• What you are asked to do:
Copy out each line of the entries below in which the string "icon" appears.

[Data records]
+ + + +

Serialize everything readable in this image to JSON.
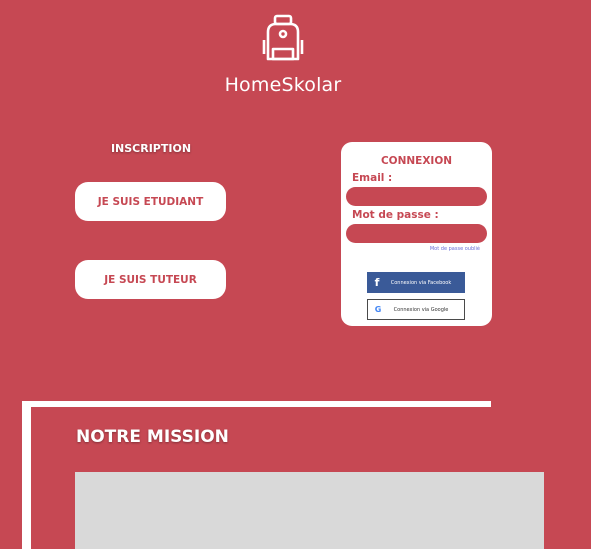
{
  "colors": {
    "background": "#c64853",
    "accent": "#c64853",
    "facebook": "#3a5a98",
    "mission_box": "#d9d9d9"
  },
  "header": {
    "brand": "HomeSkolar",
    "logo_icon": "backpack-icon"
  },
  "inscription": {
    "title": "INSCRIPTION",
    "student_label": "JE SUIS ETUDIANT",
    "tutor_label": "JE SUIS TUTEUR"
  },
  "login": {
    "title": "CONNEXION",
    "email_label": "Email :",
    "email_value": "",
    "password_label": "Mot de passe :",
    "password_value": "",
    "forgot_label": "Mot de passe oublié",
    "facebook_label": "Connexion via Facebook",
    "facebook_icon": "facebook-icon",
    "google_label": "Connexion via Google",
    "google_icon": "google-icon"
  },
  "mission": {
    "title": "NOTRE MISSION"
  }
}
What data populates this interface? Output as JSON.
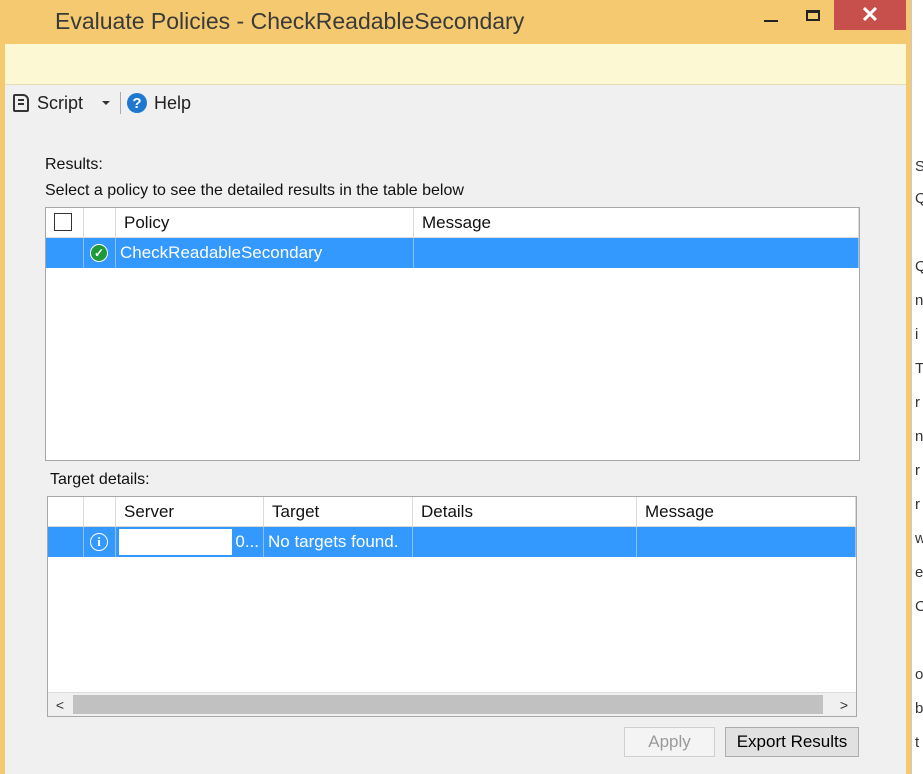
{
  "window": {
    "title": "Evaluate Policies - CheckReadableSecondary",
    "close_symbol": "✕"
  },
  "toolbar": {
    "script_label": "Script",
    "help_label": "Help",
    "help_symbol": "?"
  },
  "results": {
    "heading": "Results:",
    "instruction": "Select a policy to see the detailed results in the table below",
    "columns": [
      "",
      "",
      "Policy",
      "Message"
    ],
    "rows": [
      {
        "status": "success",
        "status_symbol": "✓",
        "policy": "CheckReadableSecondary",
        "message": ""
      }
    ]
  },
  "target_details": {
    "heading": "Target details:",
    "columns": [
      "",
      "",
      "Server",
      "Target",
      "Details",
      "Message"
    ],
    "rows": [
      {
        "status": "info",
        "status_symbol": "i",
        "server": "0...",
        "target": "No targets found.",
        "details": "",
        "message": ""
      }
    ]
  },
  "scrollbar": {
    "left_arrow": "<",
    "right_arrow": ">"
  },
  "buttons": {
    "apply_label": "Apply",
    "export_label": "Export Results"
  },
  "background_window_glyphs": [
    "S",
    "Q",
    "Q",
    "n",
    "i",
    "T",
    "r",
    "n",
    "r",
    "r",
    "w",
    "e",
    "C",
    "o",
    "b",
    "t"
  ],
  "colors": {
    "titlebar": "#f4c96f",
    "selection": "#3399ff",
    "close_button": "#c7504c",
    "success": "#1f9a3a"
  }
}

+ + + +

• Your solution:
    "logo_icon": "backpack-icon"
    "facebook_icon": "facebook-icon",
    "google_icon": "google-icon"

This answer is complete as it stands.